» **Component data from apps and pages**
- Opening Delimiter -

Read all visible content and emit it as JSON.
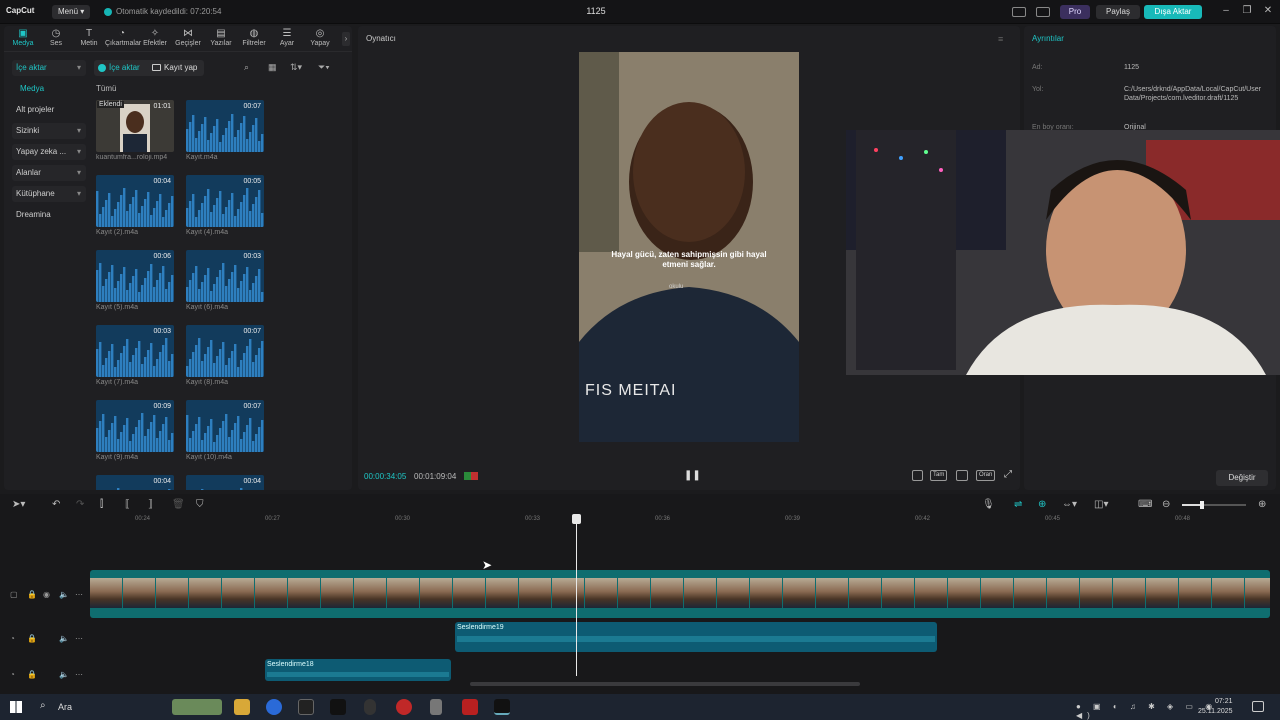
{
  "app": {
    "logo": "CapCut",
    "menu_label": "Menü",
    "autosave": "Otomatik kaydedildi: 07:20:54",
    "project_title": "1125"
  },
  "topbar": {
    "pro": "Pro",
    "share": "Paylaş",
    "export": "Dışa Aktar"
  },
  "tools": [
    {
      "label": "Medya",
      "icon": "media-icon"
    },
    {
      "label": "Ses",
      "icon": "audio-icon"
    },
    {
      "label": "Metin",
      "icon": "text-icon"
    },
    {
      "label": "Çıkartmalar",
      "icon": "sticker-icon"
    },
    {
      "label": "Efektler",
      "icon": "effects-icon"
    },
    {
      "label": "Geçişler",
      "icon": "transition-icon"
    },
    {
      "label": "Yazılar",
      "icon": "captions-icon"
    },
    {
      "label": "Filtreler",
      "icon": "filter-icon"
    },
    {
      "label": "Ayar",
      "icon": "adjust-icon"
    },
    {
      "label": "Yapay",
      "icon": "ai-icon"
    }
  ],
  "categories": [
    {
      "label": "İçe aktar",
      "has_chevron": true
    },
    {
      "label": "Medya",
      "has_chevron": false
    },
    {
      "label": "Alt projeler",
      "has_chevron": false
    },
    {
      "label": "Sizinki",
      "has_chevron": true
    },
    {
      "label": "Yapay zeka ...",
      "has_chevron": true
    },
    {
      "label": "Alanlar",
      "has_chevron": true
    },
    {
      "label": "Kütüphane",
      "has_chevron": true
    },
    {
      "label": "Dreamina",
      "has_chevron": false
    }
  ],
  "media_tabs": {
    "import": "İçe aktar",
    "record": "Kayıt yap"
  },
  "all_label": "Tümü",
  "media_items": [
    {
      "name": "kuantumfra...roloji.mp4",
      "duration": "01:01",
      "badge": "Eklendi",
      "kind": "video"
    },
    {
      "name": "Kayıt.m4a",
      "duration": "00:07",
      "kind": "audio"
    },
    {
      "name": "Kayıt (2).m4a",
      "duration": "00:04",
      "kind": "audio"
    },
    {
      "name": "Kayıt (4).m4a",
      "duration": "00:05",
      "kind": "audio"
    },
    {
      "name": "Kayıt (5).m4a",
      "duration": "00:06",
      "kind": "audio"
    },
    {
      "name": "Kayıt (6).m4a",
      "duration": "00:03",
      "kind": "audio"
    },
    {
      "name": "Kayıt (7).m4a",
      "duration": "00:03",
      "kind": "audio"
    },
    {
      "name": "Kayıt (8).m4a",
      "duration": "00:07",
      "kind": "audio"
    },
    {
      "name": "Kayıt (9).m4a",
      "duration": "00:09",
      "kind": "audio"
    },
    {
      "name": "Kayıt (10).m4a",
      "duration": "00:07",
      "kind": "audio"
    },
    {
      "name": "",
      "duration": "00:04",
      "kind": "audio"
    },
    {
      "name": "",
      "duration": "00:04",
      "kind": "audio"
    }
  ],
  "player": {
    "title": "Oynatıcı",
    "subtitle": "Hayal gücü, zaten sahipmişsin gibi hayal etmeni sağlar.",
    "watermark": "okulu",
    "hoodie_text": "FIS MEITAI",
    "time_current": "00:00:34:05",
    "time_total": "00:01:09:04",
    "ctl_full": "Tam",
    "ctl_orig": "Oran"
  },
  "details": {
    "title": "Ayrıntılar",
    "name_label": "Ad:",
    "name_value": "1125",
    "path_label": "Yol:",
    "path_value": "C:/Users/drknd/AppData/Local/CapCut/User Data/Projects/com.lveditor.draft/1125",
    "ratio_label": "En boy oranı:",
    "ratio_value": "Orijinal",
    "change_button": "Değiştir"
  },
  "timeline": {
    "ruler": [
      "00:24",
      "00:27",
      "00:30",
      "00:33",
      "00:36",
      "00:39",
      "00:42",
      "00:45",
      "00:48"
    ],
    "audio_clip_1": "Seslendirme19",
    "audio_clip_2": "Seslendirme18",
    "playhead_fraction": 0.408
  },
  "taskbar": {
    "search": "Ara",
    "time": "07:21",
    "date": "25.11.2025"
  },
  "colors": {
    "accent": "#1fc6c6",
    "export": "#18b9b9",
    "video_track": "#0f6d6f",
    "audio_track": "#0d5b73"
  }
}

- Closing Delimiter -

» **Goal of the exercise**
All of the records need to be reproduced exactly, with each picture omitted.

» **Exercise result**
Read all visible content and emit it as JSON.
{
  "app": {
    "logo": "CapCut",
    "menu_label": "Menü",
    "autosave": "Otomatik kaydedildi: 07:20:54",
    "project_title": "1125"
  },
  "topbar": {
    "pro": "Pro",
    "share": "Paylaş",
    "export": "Dışa Aktar"
  },
  "tools": [
    {
      "label": "Medya",
      "icon": "media-icon"
    },
    {
      "label": "Ses",
      "icon": "audio-icon"
    },
    {
      "label": "Metin",
      "icon": "text-icon"
    },
    {
      "label": "Çıkartmalar",
      "icon": "sticker-icon"
    },
    {
      "label": "Efektler",
      "icon": "effects-icon"
    },
    {
      "label": "Geçişler",
      "icon": "transition-icon"
    },
    {
      "label": "Yazılar",
      "icon": "captions-icon"
    },
    {
      "label": "Filtreler",
      "icon": "filter-icon"
    },
    {
      "label": "Ayar",
      "icon": "adjust-icon"
    },
    {
      "label": "Yapay",
      "icon": "ai-icon"
    }
  ],
  "categories": [
    {
      "label": "İçe aktar",
      "has_chevron": true
    },
    {
      "label": "Medya",
      "has_chevron": false
    },
    {
      "label": "Alt projeler",
      "has_chevron": false
    },
    {
      "label": "Sizinki",
      "has_chevron": true
    },
    {
      "label": "Yapay zeka ...",
      "has_chevron": true
    },
    {
      "label": "Alanlar",
      "has_chevron": true
    },
    {
      "label": "Kütüphane",
      "has_chevron": true
    },
    {
      "label": "Dreamina",
      "has_chevron": false
    }
  ],
  "media_tabs": {
    "import": "İçe aktar",
    "record": "Kayıt yap"
  },
  "all_label": "Tümü",
  "media_items": [
    {
      "name": "kuantumfra...roloji.mp4",
      "duration": "01:01",
      "badge": "Eklendi",
      "kind": "video"
    },
    {
      "name": "Kayıt.m4a",
      "duration": "00:07",
      "kind": "audio"
    },
    {
      "name": "Kayıt (2).m4a",
      "duration": "00:04",
      "kind": "audio"
    },
    {
      "name": "Kayıt (4).m4a",
      "duration": "00:05",
      "kind": "audio"
    },
    {
      "name": "Kayıt (5).m4a",
      "duration": "00:06",
      "kind": "audio"
    },
    {
      "name": "Kayıt (6).m4a",
      "duration": "00:03",
      "kind": "audio"
    },
    {
      "name": "Kayıt (7).m4a",
      "duration": "00:03",
      "kind": "audio"
    },
    {
      "name": "Kayıt (8).m4a",
      "duration": "00:07",
      "kind": "audio"
    },
    {
      "name": "Kayıt (9).m4a",
      "duration": "00:09",
      "kind": "audio"
    },
    {
      "name": "Kayıt (10).m4a",
      "duration": "00:07",
      "kind": "audio"
    },
    {
      "name": "",
      "duration": "00:04",
      "kind": "audio"
    },
    {
      "name": "",
      "duration": "00:04",
      "kind": "audio"
    }
  ],
  "player": {
    "title": "Oynatıcı",
    "subtitle": "Hayal gücü, zaten sahipmişsin gibi hayal etmeni sağlar.",
    "watermark": "okulu",
    "hoodie_text": "FIS MEITAI",
    "time_current": "00:00:34:05",
    "time_total": "00:01:09:04",
    "ctl_full": "Tam",
    "ctl_orig": "Oran"
  },
  "details": {
    "title": "Ayrıntılar",
    "name_label": "Ad:",
    "name_value": "1125",
    "path_label": "Yol:",
    "path_value": "C:/Users/drknd/AppData/Local/CapCut/User Data/Projects/com.lveditor.draft/1125",
    "ratio_label": "En boy oranı:",
    "ratio_value": "Orijinal",
    "change_button": "Değiştir"
  },
  "timeline": {
    "ruler": [
      "00:24",
      "00:27",
      "00:30",
      "00:33",
      "00:36",
      "00:39",
      "00:42",
      "00:45",
      "00:48"
    ],
    "audio_clip_1": "Seslendirme19",
    "audio_clip_2": "Seslendirme18",
    "playhead_fraction": 0.408
  },
  "taskbar": {
    "search": "Ara",
    "time": "07:21",
    "date": "25.11.2025"
  },
  "colors": {
    "accent": "#1fc6c6",
    "export": "#18b9b9",
    "video_track": "#0f6d6f",
    "audio_track": "#0d5b73"
  }
}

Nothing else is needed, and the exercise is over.